Killer Arguments Against LVT, Not (446)

Several years later, I have realised that rebutting arguments against LVT is easiest if you work backwards from them to derive your opening argument *for* LVT, i.e. here.

Let's take the category A to C arguments against from here, i.e. the whole Poor Widow Bogey, land doesn't generate income stuff. Rebutting them is now easy.

A. Poor Widows in Mansions can roll up and defer anyway, that means their heirs will inherit less, but so what? Why should they expect other taxpayers to subsidise the value of their inheritance? That's *upwards* redistribution, the very worst kind. Better alternatives are downwards, universal or none at all.

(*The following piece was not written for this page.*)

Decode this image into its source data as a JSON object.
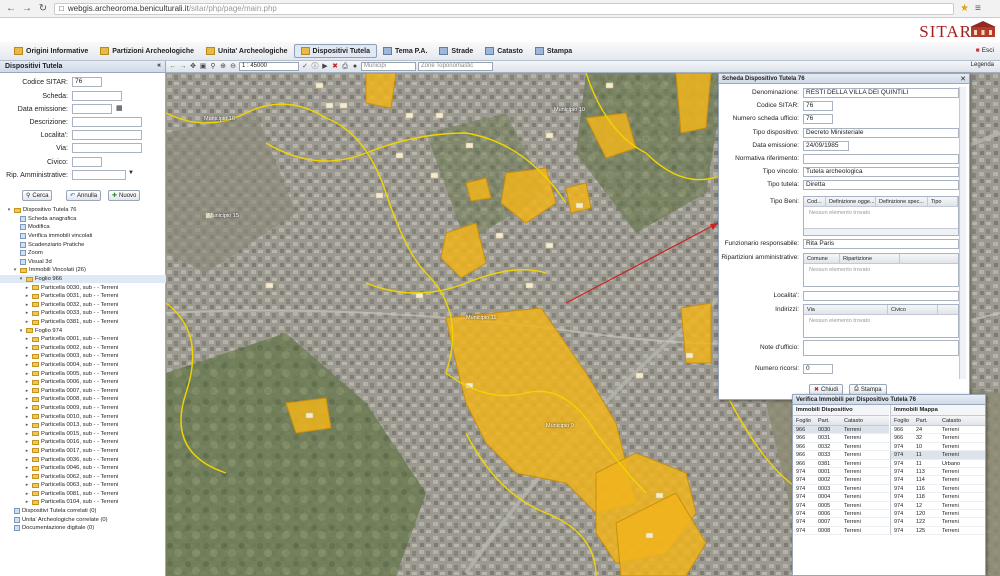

B. The Diagonal Comparison answers itself. A semi-mythical Poor Widow in a Mansion will have a higher LVT bill than the entirely mythical millionaire in the flat next door, but so what? The government i.e. the taxpayer is spending a lot of money on maintaining the value of her mansion. A little old lady who smokes and drinks pays more fags and booze duty than a teetotal millionaire. And of course, the millionaire will be paying far more income tax than the Poor Widow (or her heirs) are expected to pay in LVT.

C. Land doesn't generate income, (it clearly can, ask a landlord and what about the moaning heirs from above? Owner-occupiers are receiving non-cash benefits etc, but let's just accept the premise). So what? Maintaining the value of any plot of land costs the government i.e. taxpayers a lot of money. Why shouldn't landowners bear the cost directly by paying in proportion to the benefits i.e. the land value? By analogy, my cars don't generate income for me, but I don't expect the government to pay for petrol and repairs.

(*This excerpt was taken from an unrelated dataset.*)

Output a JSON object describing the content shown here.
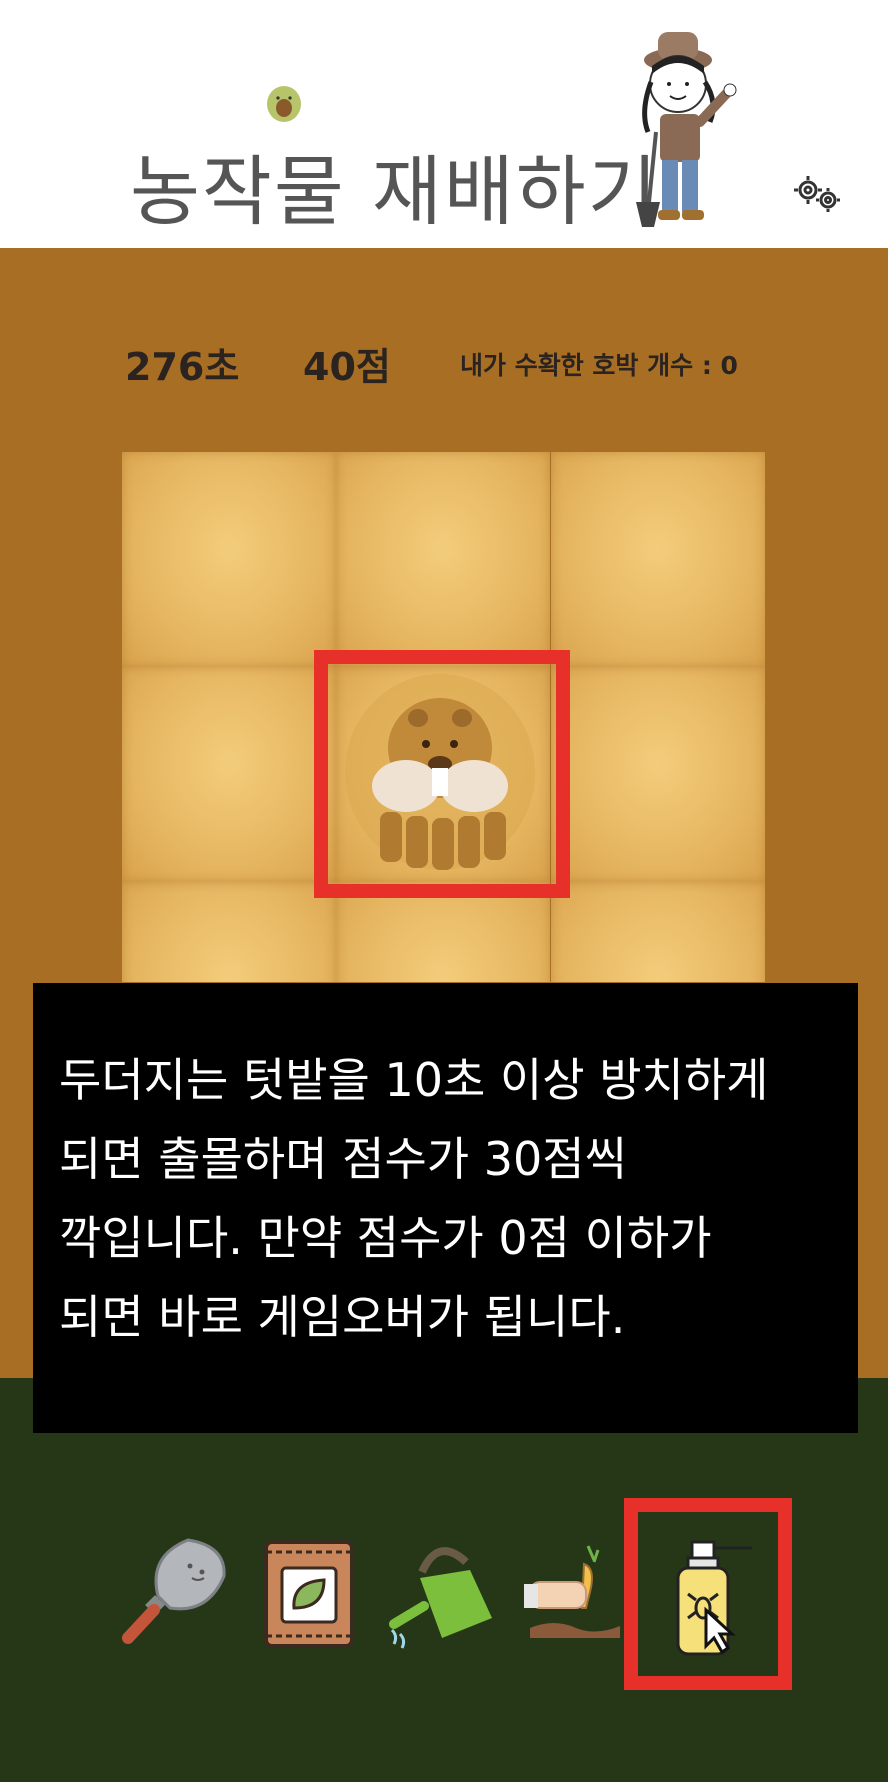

Lola said...

I am memorising that...

Physiocrat said...

Not to mention the millionaire who is making a fortune from a business run from his laptop in a back room in a council house on the outskirts of Middlesborough.